| Rafael Barros|
Rafael Romero Barros Wikipedia
Rafael Romero Barros (30 May 1832, Moguer - 2 December 1895, Córdoba) was a Spanish painter who often worked in the Costumbrismo style. His youngest son was the painter Julio Romero de Torres.
He was born into a humble working-class family. When he was only a few months old, his parents moved to Seville to find employment. At the age of twelve, he began to study at the "Universidad Literaria de Sevilla", where he showed some talent as a writer, producing works on art and literature. It was also there that he had his first art lessons and became serious about an artistic career. Raphael and the English landscape painters were among his first influences.

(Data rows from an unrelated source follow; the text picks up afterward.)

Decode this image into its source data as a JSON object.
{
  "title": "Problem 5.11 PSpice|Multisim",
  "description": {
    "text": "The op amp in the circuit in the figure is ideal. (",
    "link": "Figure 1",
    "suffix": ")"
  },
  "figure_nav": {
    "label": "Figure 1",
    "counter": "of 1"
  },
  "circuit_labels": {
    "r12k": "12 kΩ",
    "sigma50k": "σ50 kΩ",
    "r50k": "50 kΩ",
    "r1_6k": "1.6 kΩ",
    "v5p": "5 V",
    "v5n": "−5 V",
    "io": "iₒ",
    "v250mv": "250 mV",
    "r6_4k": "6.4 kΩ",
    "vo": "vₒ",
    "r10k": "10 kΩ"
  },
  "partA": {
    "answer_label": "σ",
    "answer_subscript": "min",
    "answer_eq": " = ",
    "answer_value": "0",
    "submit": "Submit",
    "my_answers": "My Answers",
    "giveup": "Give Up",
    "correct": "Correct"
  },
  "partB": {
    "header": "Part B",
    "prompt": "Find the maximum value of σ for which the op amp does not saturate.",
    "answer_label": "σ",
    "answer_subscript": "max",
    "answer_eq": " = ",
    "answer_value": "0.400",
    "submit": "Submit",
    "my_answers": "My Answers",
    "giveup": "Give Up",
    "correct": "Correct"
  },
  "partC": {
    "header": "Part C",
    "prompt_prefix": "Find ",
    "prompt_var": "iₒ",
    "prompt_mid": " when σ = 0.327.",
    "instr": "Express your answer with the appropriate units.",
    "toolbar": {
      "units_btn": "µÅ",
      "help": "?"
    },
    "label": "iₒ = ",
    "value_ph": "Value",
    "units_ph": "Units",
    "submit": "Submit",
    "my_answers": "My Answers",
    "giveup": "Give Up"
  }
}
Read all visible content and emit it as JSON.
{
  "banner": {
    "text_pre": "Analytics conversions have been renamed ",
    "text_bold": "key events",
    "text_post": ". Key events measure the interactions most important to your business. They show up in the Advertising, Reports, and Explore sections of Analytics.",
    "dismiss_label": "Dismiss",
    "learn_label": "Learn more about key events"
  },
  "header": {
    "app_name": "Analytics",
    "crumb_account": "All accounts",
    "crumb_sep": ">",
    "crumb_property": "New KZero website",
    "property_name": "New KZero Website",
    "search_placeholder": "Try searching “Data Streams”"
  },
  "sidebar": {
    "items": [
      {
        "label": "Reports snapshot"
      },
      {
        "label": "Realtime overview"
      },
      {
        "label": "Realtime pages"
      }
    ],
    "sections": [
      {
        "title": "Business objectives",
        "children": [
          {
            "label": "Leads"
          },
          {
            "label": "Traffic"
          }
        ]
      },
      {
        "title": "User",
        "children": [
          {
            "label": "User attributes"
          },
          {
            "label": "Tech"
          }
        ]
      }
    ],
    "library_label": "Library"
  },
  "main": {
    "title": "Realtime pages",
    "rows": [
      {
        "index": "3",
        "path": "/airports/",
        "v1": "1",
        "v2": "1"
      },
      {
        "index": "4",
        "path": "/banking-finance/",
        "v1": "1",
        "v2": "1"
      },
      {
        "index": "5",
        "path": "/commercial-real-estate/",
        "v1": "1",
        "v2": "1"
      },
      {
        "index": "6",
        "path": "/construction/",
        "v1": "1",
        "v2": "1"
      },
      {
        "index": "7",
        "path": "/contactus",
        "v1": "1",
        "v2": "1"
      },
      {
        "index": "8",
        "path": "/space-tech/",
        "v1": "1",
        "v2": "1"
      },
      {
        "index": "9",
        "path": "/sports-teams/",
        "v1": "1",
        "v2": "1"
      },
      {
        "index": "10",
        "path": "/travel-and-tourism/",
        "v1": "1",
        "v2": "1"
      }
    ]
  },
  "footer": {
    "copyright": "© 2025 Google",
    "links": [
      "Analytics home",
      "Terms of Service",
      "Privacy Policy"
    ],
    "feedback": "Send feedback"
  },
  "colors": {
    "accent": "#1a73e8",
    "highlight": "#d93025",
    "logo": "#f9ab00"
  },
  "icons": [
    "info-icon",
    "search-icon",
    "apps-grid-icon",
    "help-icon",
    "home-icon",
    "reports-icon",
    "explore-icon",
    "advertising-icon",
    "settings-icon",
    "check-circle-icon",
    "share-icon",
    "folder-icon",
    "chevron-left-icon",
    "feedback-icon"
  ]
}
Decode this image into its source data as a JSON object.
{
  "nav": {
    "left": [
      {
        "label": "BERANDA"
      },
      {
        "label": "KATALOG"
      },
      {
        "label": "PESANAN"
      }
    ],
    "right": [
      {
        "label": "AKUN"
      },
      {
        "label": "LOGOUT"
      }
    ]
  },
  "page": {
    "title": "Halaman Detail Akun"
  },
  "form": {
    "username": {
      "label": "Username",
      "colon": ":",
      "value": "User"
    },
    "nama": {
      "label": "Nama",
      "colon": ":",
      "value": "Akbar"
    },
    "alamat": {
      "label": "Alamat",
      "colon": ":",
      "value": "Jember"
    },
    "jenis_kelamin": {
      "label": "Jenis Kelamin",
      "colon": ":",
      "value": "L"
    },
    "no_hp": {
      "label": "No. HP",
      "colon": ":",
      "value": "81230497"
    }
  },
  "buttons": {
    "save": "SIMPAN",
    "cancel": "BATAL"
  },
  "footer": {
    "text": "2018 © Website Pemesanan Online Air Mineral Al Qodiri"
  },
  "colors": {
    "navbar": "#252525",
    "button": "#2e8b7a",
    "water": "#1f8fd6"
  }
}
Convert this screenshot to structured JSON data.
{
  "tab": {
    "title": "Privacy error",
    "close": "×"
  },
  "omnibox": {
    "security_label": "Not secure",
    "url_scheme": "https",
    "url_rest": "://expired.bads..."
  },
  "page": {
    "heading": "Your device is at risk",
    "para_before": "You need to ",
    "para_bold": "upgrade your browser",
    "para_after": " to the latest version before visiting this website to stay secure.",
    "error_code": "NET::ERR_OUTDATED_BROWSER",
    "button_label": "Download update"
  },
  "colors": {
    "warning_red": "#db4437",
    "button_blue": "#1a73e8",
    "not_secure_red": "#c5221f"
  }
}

In 1862, he moved to Córdoba to manage the "Museo Provincial de Pintura". Over the next few years, he founded the "Escuela de Música" and the "Escuela Provincial de Bellas Artes". He also organized and directed the "Museo Arqueológico y Etnológico de Córdoba" and remained active as an author, contributing prolifically to the local newspapers and magazines. In addition to his cultural work, he was a lifetime member of the "Asociación de Obreros Cordobeses", a labor union, where he served as Secretary.
Equally significant, perhaps, was his work as an art restorer. In his museum workshop, he restored paintings by Juan de Valdés Leal, Antonio del Castillo y Saavedra and many others, including the image of the "Virgen de Linares", from the Thirteenth Century. His interest in archaeology naturally led him to work for preservation as well as restoration. He was especially concerned about works of Arab and Jewish origin, which were being ignored or vandalized, so he formed an alliance with Father Fidel Fita, a distinguished historical scholar who helped him with transcriptions. His efforts were crowned by an appointment to a seat on the "Comisión de Monumentos de Córdoba".
His works, especially the later canvases, are classified as Costumbrista, although they often lack the anecdotal character typical of the genre. Many show the influence of Bartolomé Esteban Murillo. His other two sons, Rafael and Enrique, also became painters of some note.